- Part of the dungeon is submerged and the goal is somewhere underwater
- The town floods and the player characters needs to find a way to get to higher ground
- Traveling from port to port overwater and the party’s boat or ship capsizes due to weather
- The haunted island at the center of a lake is rumored to be the home of an old treasure
- To get to their destination, the party needs to cross a river and the nearest bridge is destroyed
Swimming in 5e FAQ
How Long Can a Character Swim?
The Player’s Handbook and Basic Rules don’t place a limit on how far a character can swim in 5e. However, the Dungeon Master’s Guide includes these rules in Chapter 5.
Essentially, a character without a swimming speed can swim for 1 hour. After that first hour and for each hour onward, a character needs to succeed on increasingly difficult Constitution saving throws, taking a point of exhaustion for each failure. What’s more, swimming at greater depths increases the time conversion, meaning 1 hour counts as more when taking the exhaustion points.

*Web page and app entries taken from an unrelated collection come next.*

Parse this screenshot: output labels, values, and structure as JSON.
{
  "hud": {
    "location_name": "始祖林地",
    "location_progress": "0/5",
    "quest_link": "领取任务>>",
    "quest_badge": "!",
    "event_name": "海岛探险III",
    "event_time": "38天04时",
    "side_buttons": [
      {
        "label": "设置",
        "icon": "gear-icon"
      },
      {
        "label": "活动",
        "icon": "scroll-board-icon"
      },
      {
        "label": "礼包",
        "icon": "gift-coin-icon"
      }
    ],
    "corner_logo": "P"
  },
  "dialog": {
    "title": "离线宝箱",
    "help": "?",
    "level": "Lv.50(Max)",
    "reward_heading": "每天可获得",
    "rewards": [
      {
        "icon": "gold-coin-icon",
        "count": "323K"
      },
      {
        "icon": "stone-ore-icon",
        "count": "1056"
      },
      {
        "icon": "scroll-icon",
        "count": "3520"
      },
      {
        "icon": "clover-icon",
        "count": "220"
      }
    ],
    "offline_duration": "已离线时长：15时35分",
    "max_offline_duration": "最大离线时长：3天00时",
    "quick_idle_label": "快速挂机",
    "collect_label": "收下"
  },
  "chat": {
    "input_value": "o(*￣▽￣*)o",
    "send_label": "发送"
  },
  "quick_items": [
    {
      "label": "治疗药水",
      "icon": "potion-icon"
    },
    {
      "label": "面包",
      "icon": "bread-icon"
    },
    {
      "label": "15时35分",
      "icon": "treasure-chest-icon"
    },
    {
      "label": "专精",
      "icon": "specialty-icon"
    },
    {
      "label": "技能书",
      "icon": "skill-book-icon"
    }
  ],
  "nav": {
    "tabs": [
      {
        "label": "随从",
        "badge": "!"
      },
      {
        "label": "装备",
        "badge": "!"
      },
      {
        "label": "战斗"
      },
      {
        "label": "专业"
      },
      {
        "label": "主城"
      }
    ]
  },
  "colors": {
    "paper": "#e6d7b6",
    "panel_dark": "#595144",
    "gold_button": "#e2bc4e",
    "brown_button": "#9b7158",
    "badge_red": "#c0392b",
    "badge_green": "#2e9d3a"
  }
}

So, a character without a swimming speed can swim for up to 1 hour without running the risk of taking points of exhaustion.
How Does Going Prone Work While Swimming?
A creature that gets knocked prone while swimming suffers the former’s normal effects but nothing else happens.
This ruling comes from Jeremy Crawford, one of D&D 5e’s lead designers:
So, a creature can still get knocked prone while swimming, but they don’t sink or anything. They simply suffer the regular effects of the prone condition while in the water.
Is Swimming Difficult Terrain?
Swimming in 5e does not count as difficult terrain by default. However, it works in much the same way as each 1 foot swam counts as 2 for movement purposes.
Water isn’t difficult terrain in 5e by default. That said, just as moving through difficult terrain counts 1 foot as 2, swimming effectively halves a creature’s movement speed unless they have a specified swim speed.
Of course, particularly choppy or rough waters may get considered as difficult terrain you a Game Master’s discretion. But, that’s a homebrew option and not part of the base rules. In fact, the rules actually suggest making creatures roll Strength (Athletics) checks to make progress in rough waters.
How Does Swimming in Heavy Armor Work?
5e’s rules for swimming don’t take into account the type of armor a character wears. As such, wearing heavy armor has no effect on a character’s ability to swim.
The type of armor your player character doesn’t affect their ability to swim in 5e. So, regardless if your character has light, medium, or heavy armor, they can still swim according to the existing rules for swimming.
Summary on D&D 5e’s Swimming Rules
That covers how swimming works in D&D 5e.
Most creatures and player characters don’t have a specified swimming speed, so they treat each single foot moved in water as 2 for movement purposes. As such, moving and fighting while swimming and underwater is much harder unless they have a specific swim speed which players can get through a myriad of methods at character creation or through magical effects.
Make sure to follow Role Player’s Respite for more rules clarifications, mechanic breakdowns, and inspiration for your game!
2 thoughts on “A Guide on How Swimming Works in D&D 5e”
Swimming is another example of how D&D has become more of a super adventurer game instead of a good adventuring game like it was. It used to be that adventuring was dangerous and perilous, and characters had to play in a way to survive and grow. Now they are like characters in a video game. Players look for ways to beat build super characters rather than roleplay challenging characters. Swimming use to be a skill that, if you didn’t have it, you couldn’t use it. Now everyone can swim, including in heavy armor !?! Time to leave D&D behind our go back to the basics.
Agreed. Wholeheartedly. Swimming is yet another example of things that D&D over complicates and simultaneously gets wrong. Just look at the length of this article needed to EXPLAIN swim speed in D&D. D&D used to be a half way decent adventure game. In recent versions, it’s become a mess of complexity and ridiculous abstractions. Time to find (or build) a better game.